Attention, accessibility, and the addressee: The case of the Jahai demonstrative ton

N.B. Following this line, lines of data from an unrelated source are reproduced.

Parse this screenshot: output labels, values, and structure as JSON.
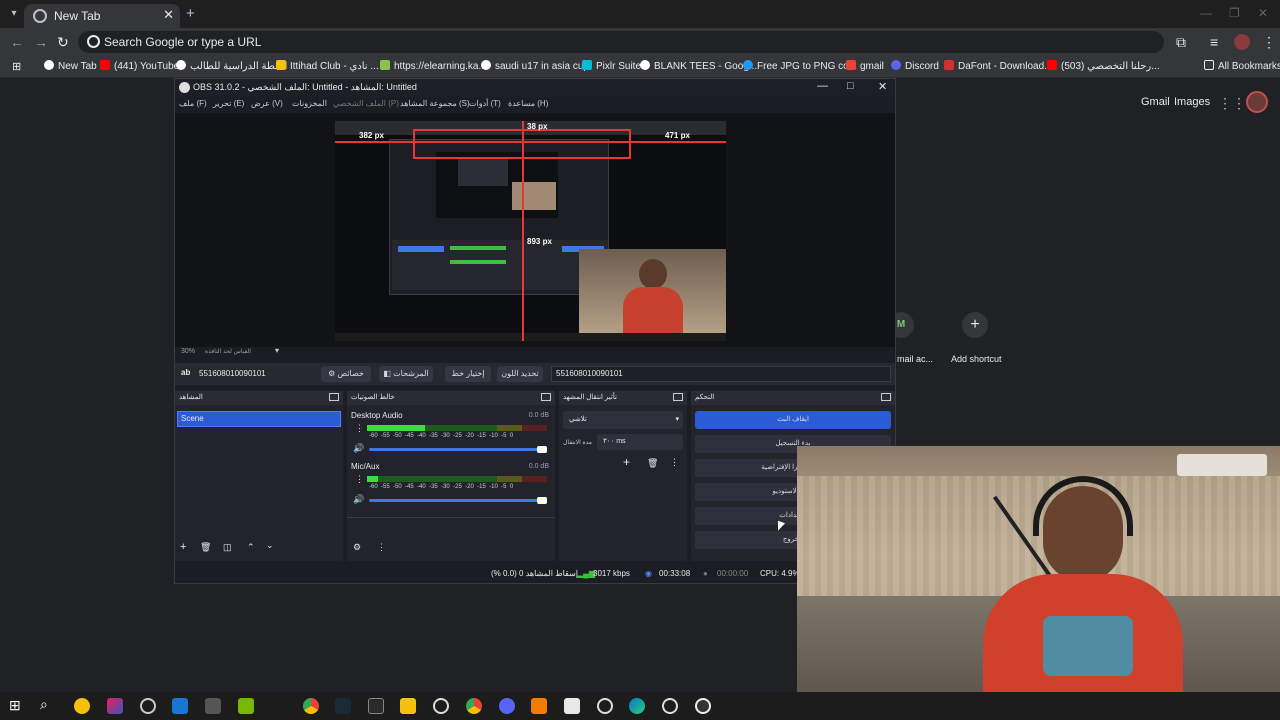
{
  "browser": {
    "tab_title": "New Tab",
    "omnibox_placeholder": "Search Google or type a URL",
    "bookmarks": [
      {
        "label": "New Tab",
        "color": "#ffffff"
      },
      {
        "label": "(441) YouTube",
        "color": "#ff0000"
      },
      {
        "label": "الخطة الدراسية للطالب",
        "color": "#ffffff"
      },
      {
        "label": "Ittihad Club - نادي ...",
        "color": "#f4c20d"
      },
      {
        "label": "https://elearning.ka...",
        "color": "#8bc34a"
      },
      {
        "label": "saudi u17 in asia cup",
        "color": "#ffffff"
      },
      {
        "label": "Pixlr Suite",
        "color": "#00bcd4"
      },
      {
        "label": "BLANK TEES - Goog...",
        "color": "#ffffff"
      },
      {
        "label": "Free JPG to PNG co...",
        "color": "#2196f3"
      },
      {
        "label": "gmail",
        "color": "#ea4335"
      },
      {
        "label": "Discord",
        "color": "#5865f2"
      },
      {
        "label": "DaFont - Download...",
        "color": "#d32f2f"
      },
      {
        "label": "(503) رحلنا التخصصي...",
        "color": "#ff0000"
      }
    ],
    "all_bookmarks": "All Bookmarks",
    "ntp": {
      "gmail": "Gmail",
      "images": "Images",
      "shortcuts": [
        {
          "label": "mail ac...",
          "initial": "M"
        },
        {
          "label": "Add shortcut",
          "initial": "+"
        }
      ]
    }
  },
  "obs": {
    "title": "OBS 31.0.2 - الملف الشخصي: Untitled - المشاهد: Untitled",
    "menu": [
      "ملف (F)",
      "تحرير (E)",
      "عرض (V)",
      "المخزونات",
      "الملف الشخصي (P)",
      "مجموعة المشاهد (S)",
      "أدوات (T)",
      "مساعدة (H)"
    ],
    "preview_measurements": {
      "top": "38 px",
      "left": "382 px",
      "right": "471 px",
      "bottom": "893 px"
    },
    "preview_zoom": "30%",
    "preview_scale_label": "القياس لحد النافذة",
    "context_source": "551608010090101",
    "context_buttons": {
      "properties": "خصائص",
      "filters": "المرشحات",
      "pick_line": "إختيار خط",
      "set_color": "تحديد اللون"
    },
    "context_text": "551608010090101",
    "scenes": {
      "header": "المشاهد",
      "items": [
        "Scene"
      ]
    },
    "mixer": {
      "header": "خالط الصوتيات",
      "tracks": [
        {
          "name": "Desktop Audio",
          "db": "0.0 dB",
          "level": 0.32
        },
        {
          "name": "Mic/Aux",
          "db": "0.0 dB",
          "level": 0.06
        }
      ],
      "ticks": [
        "-60",
        "-55",
        "-50",
        "-45",
        "-40",
        "-35",
        "-30",
        "-25",
        "-20",
        "-15",
        "-10",
        "-5",
        "0"
      ]
    },
    "transitions": {
      "header": "تأثير انتقال المشهد",
      "type": "تلاشي",
      "duration_label": "مدة الانتقال",
      "duration": "٣٠٠ ms"
    },
    "controls": {
      "header": "التحكم",
      "buttons": [
        "ايقاف البث",
        "بدء التسجيل",
        "بدء الكاميرا الإفتراضية",
        "وضع الاستوديو",
        "الإعدادات",
        "الخروج"
      ]
    },
    "status": {
      "dropped": "إسقاط المشاهد 0 (0.0 %)",
      "bitrate": "3017 kbps",
      "stream_time": "00:33:08",
      "rec_time": "00:00:00",
      "cpu": "CPU: 4.9%"
    }
  }
}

The detailed semantic encoding of demonstrative systems of the world’s languages has come under increased scrutiny in recent years. One important finding is that spatial (notably distance) encoding, normally considered to lie at the heart of exophoric demonstrative semantics, may be rivalled as to its ‘basicness’ by more discourse-related forms of encoding, such as the status of the addressee’s attention in relation to the referent. This paper investigates the attentional characteristics of ton, a nominal demonstrative in Jahai (Mon-Khmer, Malay Peninsula) previously considered to encode spatial proximity to addressee. It does so in light of naturalistic interaction data from a specific object-identification task originally aimed at eliciting shape-encoding distinctions (Seifart 2003).